Work instructions:
Before answering, work out how many lines below contain the string "Users"; the reply is that number alone.
=== Data extract ===
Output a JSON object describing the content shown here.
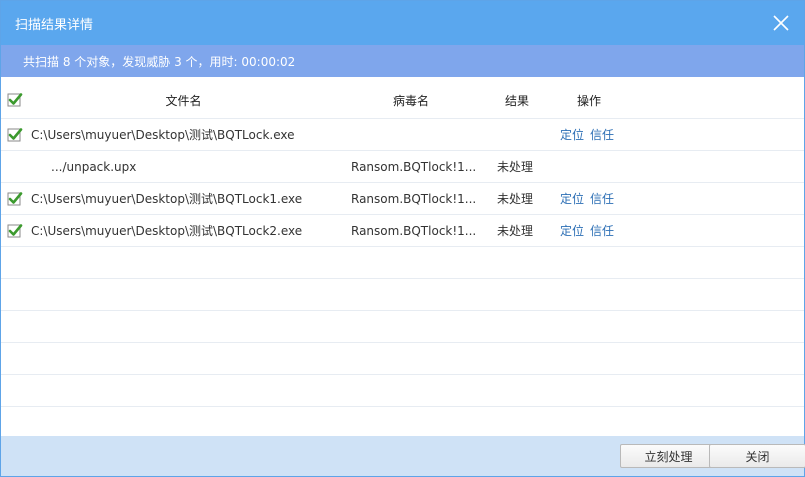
{
  "window": {
    "title": "扫描结果详情"
  },
  "summary": {
    "text": "共扫描 8 个对象，发现威胁 3 个，用时: 00:00:02"
  },
  "table": {
    "columns": {
      "file": "文件名",
      "virus": "病毒名",
      "result": "结果",
      "action": "操作"
    },
    "rows": [
      {
        "checked": true,
        "file": "C:\\Users\\muyuer\\Desktop\\测试\\BQTLock.exe",
        "virus": "",
        "result": "",
        "locate": "定位",
        "trust": "信任"
      },
      {
        "checked": false,
        "file": ".../unpack.upx",
        "virus": "Ransom.BQTlock!1....",
        "result": "未处理",
        "locate": "",
        "trust": ""
      },
      {
        "checked": true,
        "file": "C:\\Users\\muyuer\\Desktop\\测试\\BQTLock1.exe",
        "virus": "Ransom.BQTlock!1....",
        "result": "未处理",
        "locate": "定位",
        "trust": "信任"
      },
      {
        "checked": true,
        "file": "C:\\Users\\muyuer\\Desktop\\测试\\BQTLock2.exe",
        "virus": "Ransom.BQTlock!1....",
        "result": "未处理",
        "locate": "定位",
        "trust": "信任"
      }
    ]
  },
  "footer": {
    "process_label": "立刻处理",
    "close_label": "关闭"
  },
  "colors": {
    "titlebar": "#5aa7ee",
    "summary_bar": "#7fa6ec",
    "link": "#2d6fb5",
    "footer": "#cfe2f6",
    "check": "#3c9a2e"
  }
}
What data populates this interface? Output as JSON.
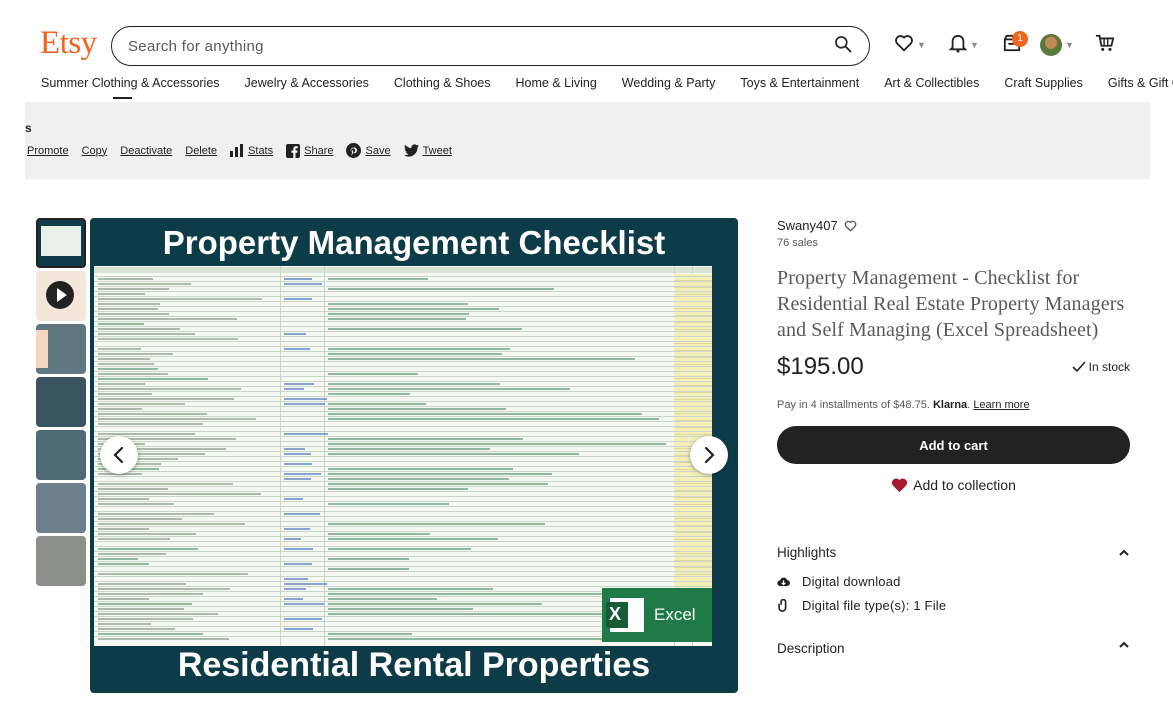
{
  "header": {
    "logo": "Etsy",
    "search_placeholder": "Search for anything",
    "cart_badge": "1"
  },
  "nav": {
    "items": [
      "Summer Clothing & Accessories",
      "Jewelry & Accessories",
      "Clothing & Shoes",
      "Home & Living",
      "Wedding & Party",
      "Toys & Entertainment",
      "Art & Collectibles",
      "Craft Supplies",
      "Gifts & Gift Cards"
    ]
  },
  "owner_bar": {
    "label": "s",
    "links": [
      "Promote",
      "Copy",
      "Deactivate",
      "Delete",
      "Stats",
      "Share",
      "Save",
      "Tweet"
    ]
  },
  "gallery": {
    "title_top": "Property Management Checklist",
    "title_bottom": "Residential Rental Properties",
    "excel_label": "Excel",
    "excel_letter": "X"
  },
  "listing": {
    "shop_name": "Swany407",
    "sales": "76 sales",
    "title": "Property Management - Checklist for Residential Real Estate Property Managers and Self Managing (Excel Spreadsheet)",
    "price": "$195.00",
    "stock": "In stock",
    "installments_prefix": "Pay in 4 installments of $48.75.",
    "installments_brand": "Klarna",
    "installments_link": "Learn more",
    "add_to_cart": "Add to cart",
    "add_to_collection": "Add to collection",
    "highlights_heading": "Highlights",
    "highlights": [
      "Digital download",
      "Digital file type(s): 1 File"
    ],
    "description_heading": "Description"
  },
  "colors": {
    "brand": "#f1641e",
    "image_bg": "#0d3c48",
    "excel_green": "#1f7a47",
    "heart": "#a61a2e"
  }
}
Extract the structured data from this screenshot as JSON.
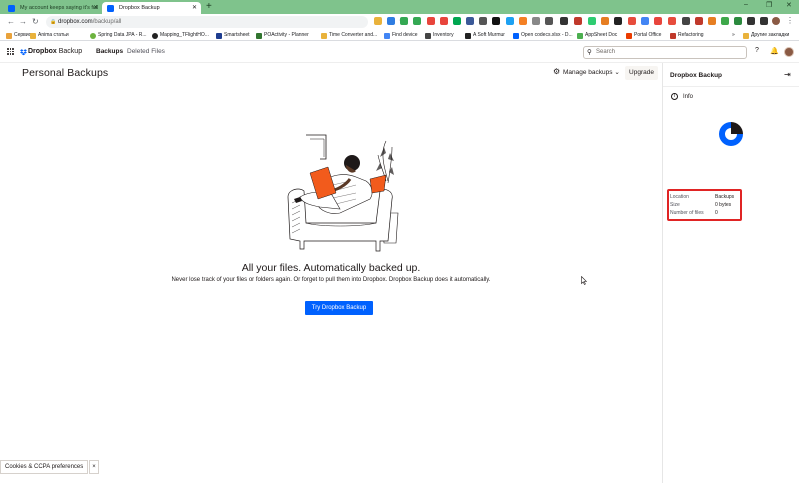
{
  "browser": {
    "tabs": [
      {
        "label": "My account keeps saying it's full",
        "active": false
      },
      {
        "label": "Dropbox Backup",
        "active": true
      }
    ],
    "new_tab": "+",
    "window_controls": [
      "–",
      "❐",
      "✕"
    ],
    "url_domain": "dropbox.com",
    "url_path": "/backup/all",
    "bookmarks": [
      "Сервисы",
      "Anima статьи",
      "Spring Data JPA - R...",
      "Mapping_TFlightHO...",
      "Smartsheet",
      "POActivity - Planner",
      "Time Converter and...",
      "Find device",
      "Inventory",
      "A Soft Murmur",
      "Open codecs.xlsx - D...",
      "AppSheet Doc",
      "Portal Office",
      "Refactoring"
    ],
    "bookmarks_overflow": "»",
    "other_bookmarks": "Другие закладки"
  },
  "header": {
    "brand": "Dropbox",
    "product": "Backup",
    "nav": [
      {
        "label": "Backups",
        "active": true
      },
      {
        "label": "Deleted Files",
        "active": false
      }
    ],
    "search_placeholder": "Search",
    "help_icon": "question-icon",
    "bell_icon": "bell-icon"
  },
  "main": {
    "title": "Personal Backups",
    "manage_label": "Manage backups",
    "upgrade_label": "Upgrade",
    "headline": "All your files. Automatically backed up.",
    "subline": "Never lose track of your files or folders again. Or forget to pull them into Dropbox. Dropbox Backup does it automatically.",
    "cta_label": "Try Dropbox Backup"
  },
  "sidepanel": {
    "title": "Dropbox Backup",
    "info_label": "Info",
    "details": [
      {
        "key": "Location",
        "value": "Backups"
      },
      {
        "key": "Size",
        "value": "0 bytes"
      },
      {
        "key": "Number of files",
        "value": "0"
      }
    ]
  },
  "footer": {
    "cookies_label": "Cookies & CCPA preferences",
    "cookies_close": "×"
  },
  "colors": {
    "brand_blue": "#0061fe",
    "tabstrip_green": "#7fc38c",
    "highlight_red": "#e02424",
    "illustration_orange": "#f25b1c"
  }
}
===
Exercise result:
3